Living high on the hog

Pork roast makes two tasty meals
Rainier Ehrhardt/Staff
Sunday Supper: Italian Pork roast

A roast is a traditional Sunday supper, and this week I'm sharing an Italian version that uses pork instead of the usual beef and cooks up unattended in your slow cooker.


I use a fairly large pork shoulder or butt for the recipe, and then season it well with salt, pepper, chopped fresh rosemary, garlic and olive oil. A little white wine is added to the slow cooker to keep things moist, and then the roast cooks all day.

Alternately, the roast can be cooked in the oven. Just preheat the oven to 325 while you prepare the roast and then place the roast in a large baking dish or roasting pan. Increase the wine to 2 cups and then cover with foil and cook for 21/2 hours. Uncover the roast and cook for 30 minutes more, to allow the meat to brown on the top a little and for some of the juices to cook down.

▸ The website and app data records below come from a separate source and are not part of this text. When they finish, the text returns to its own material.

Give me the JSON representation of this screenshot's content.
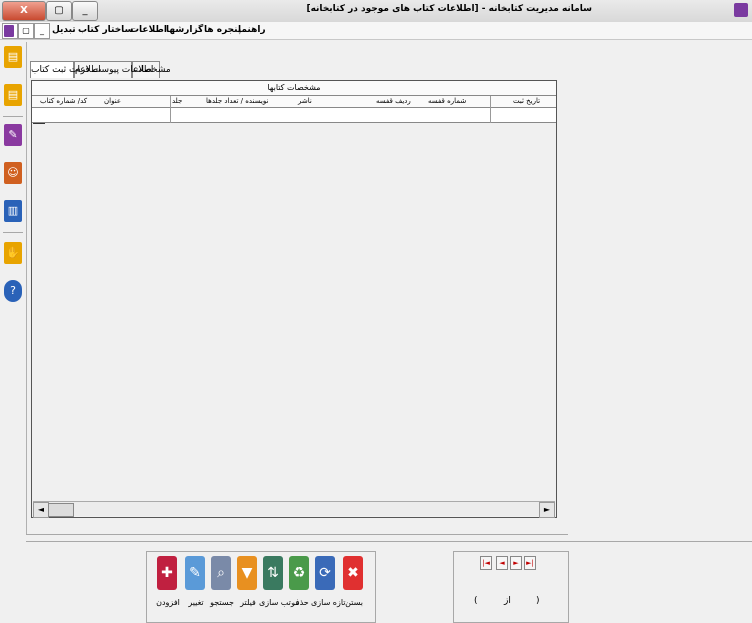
{
  "window": {
    "title": "سامانه مدیریت کتابخانه - [اطلاعات کتاب های موجود در کتابخانه]",
    "close_label": "X",
    "max_label": "▢",
    "min_label": "_"
  },
  "menubar": {
    "items": [
      "تبدیل",
      "ساختار کتاب",
      "اطلاعات",
      "گزارشها",
      "پنجره ها",
      "راهنما"
    ],
    "system_icons": [
      "x",
      "▢",
      "_"
    ]
  },
  "tabs": [
    "مشخصات",
    "اطلاعات پیوست فرم",
    "اطلاعات ثبت کتاب"
  ],
  "grid": {
    "caption": "مشخصات کتابها",
    "columns": [
      "تاریخ ثبت",
      "شماره قفسه",
      "ردیف قفسه",
      "ناشر",
      "نویسنده / تعداد جلدها",
      "جلد",
      "عنوان",
      "کد/ شماره کتاب"
    ],
    "scroll_left": "◄",
    "scroll_right": "►"
  },
  "actions": [
    {
      "label": "افزودن",
      "icon": "add-icon"
    },
    {
      "label": "تغییر",
      "icon": "edit-icon"
    },
    {
      "label": "جستجو",
      "icon": "search-icon"
    },
    {
      "label": "فیلتر",
      "icon": "filter-icon"
    },
    {
      "label": "مرتب سازی",
      "icon": "sort-icon"
    },
    {
      "label": "حذف",
      "icon": "delete-icon"
    },
    {
      "label": "تازه سازی",
      "icon": "refresh-icon"
    },
    {
      "label": "بستن",
      "icon": "close-icon"
    }
  ],
  "navigation": {
    "first": "|◄",
    "prev": "◄",
    "next": "►",
    "last": "►|",
    "position": "(",
    "separator": "از",
    "total": ")"
  },
  "colors": {
    "accent": "#c00000",
    "toolbar_yellow": "#e8a400",
    "toolbar_blue": "#2a62b8"
  }
}
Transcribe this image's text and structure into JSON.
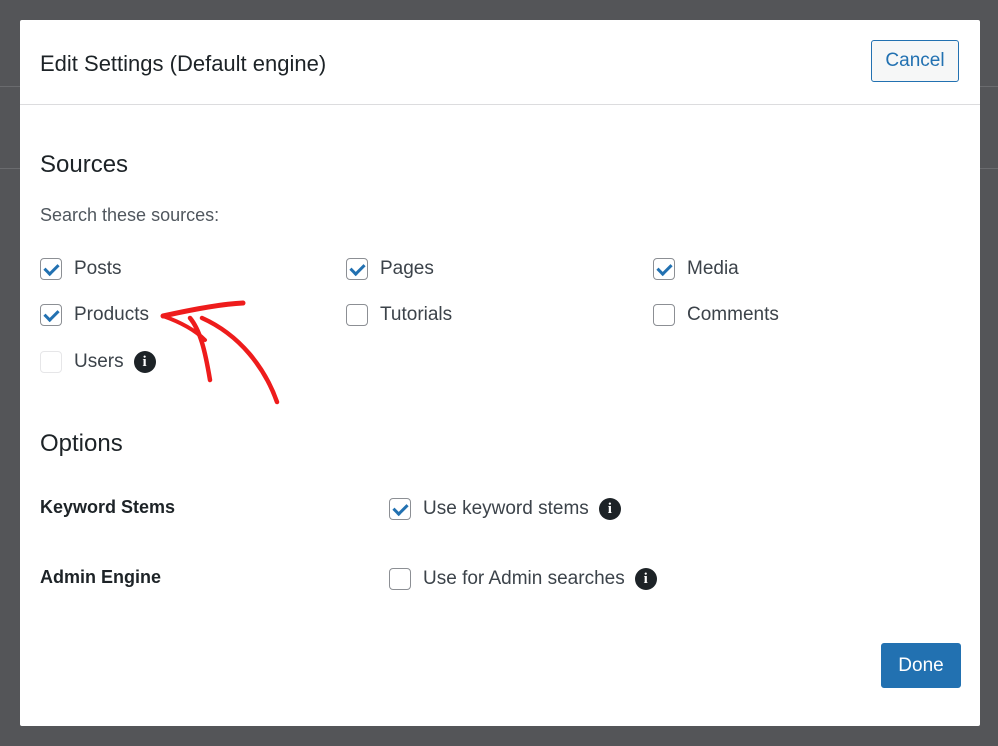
{
  "modal": {
    "title": "Edit Settings (Default engine)",
    "cancel_label": "Cancel",
    "done_label": "Done"
  },
  "sources": {
    "heading": "Sources",
    "hint": "Search these sources:",
    "items": [
      {
        "label": "Posts",
        "checked": true
      },
      {
        "label": "Pages",
        "checked": true
      },
      {
        "label": "Media",
        "checked": true
      },
      {
        "label": "Products",
        "checked": true
      },
      {
        "label": "Tutorials",
        "checked": false
      },
      {
        "label": "Comments",
        "checked": false
      },
      {
        "label": "Users",
        "checked": false,
        "disabled": true,
        "info_icon": "info-icon"
      }
    ]
  },
  "options": {
    "heading": "Options",
    "rows": [
      {
        "label": "Keyword Stems",
        "checkbox_label": "Use keyword stems",
        "checked": true,
        "info_icon": "info-icon"
      },
      {
        "label": "Admin Engine",
        "checkbox_label": "Use for Admin searches",
        "checked": false,
        "info_icon": "info-icon"
      }
    ]
  },
  "annotation": {
    "icon": "red-arrow-icon",
    "color": "#ee1c1c"
  },
  "colors": {
    "accent": "#2271b1",
    "overlay": "#545558",
    "modal_bg": "#ffffff"
  }
}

What's great about this recipe is that it makes enough for two meals. I like to serve it with garlic mashed potatoes and braised broccoli raab on Sunday, then reheat the pork and serve on a crusty baguette with some of the reheated leftover braised broccoli raab and some provolone cheese. I'm including a recipe for the braised broccoli raab after the recipe for the roast.

When the roast is done, the meat will pull apart easily. I take the juices that are left in the slow cooker and chill them so that I can remove the fat and then reheat and use them as an au jus to pour over the meat.


1 3-to 5-pound pork shoulder or butt

Salt and freshly ground black pepper, to taste

1-2 tablespoons chopped fresh rosemary

1 tablespoon minced garlic, about 3 large cloves

1 tablespoon olive oil

1/2 cup dry white wine

2 tablespoons fresh lemon juice

Spray the ceramic crock of a slow cooker with nonstick cooking spray. Set the slow cooker on high while you prep the pork.

Season the pork liberally all over with salt and pepper. Combine the rosemary, garlic and olive oil in a small bowl. Rub the roast all over with the herb mixture. Place the pork in the slow cooker, add the wine and lemon juice and cover and cook on low for 8-12 hours or on high for 6-8 hours, depending on the size of the roast, until meat pulls apart easily. (One way to tell whether it is done is if the bone can be easily removed.)

Remove from the slow cooker, remove the bone and shred the meat. Place the meat on a serving platter. Taste the juices in the bottom of the crock and add salt and pepper if needed. Pour the juices over the meat and serve.

Makes 8-10 servings.

Cooking 101

Broccoli raab is a leafy green vegetable that is also called rapini or broccoli rabe. It's actually not a relative of broccoli, but is related to the turnip.

It is available in supermarkets locally and is used most often in Italian cooking. It is a somewhat bitter green that can be sautéed, braised or roasted.

Sometimes recipes will call for boiling the broccoli raab for several minutes and then draining it well before sautéing it in olive oil with a little garlic, salt and pepper. The initial boiling will mellow its flavor somewhat.


2 bunches broccoli raab, washed

2 tablespoons olive oil

2 teaspoon minced garlic, about 2 large clove

1/4-1/2 teaspoon red pepper flakes

1 cup broth or water

Salt and freshly ground black pepper, to taste

Cut and discard 2-inches of the broccoli raab stems. Heat olive oil in a large skillet over medium-high heat. Add the garlic and red pepper flakes and cook for 1 minute, until fragrant. Add the broccoli raab and cook, stirring constantly, for 3 minutes. Add the broth or water and simmer for 5-7 minutes, until tender.

Makes about 6 servings.

What's cooking?

We're looking for your best kitchen creation, whether it's a simple chili or an elaborate continental concoction. Our food writer, Karin Calloway, will re-create your dish, and we'll feature it on the Wednesday Food page of The Chronicle. Send your recipe and contact information to, or write to Recipe Favorites, Newsroom, The Augusta Chronicle, P.O. Box 1928, Augusta, GA 30903-1928.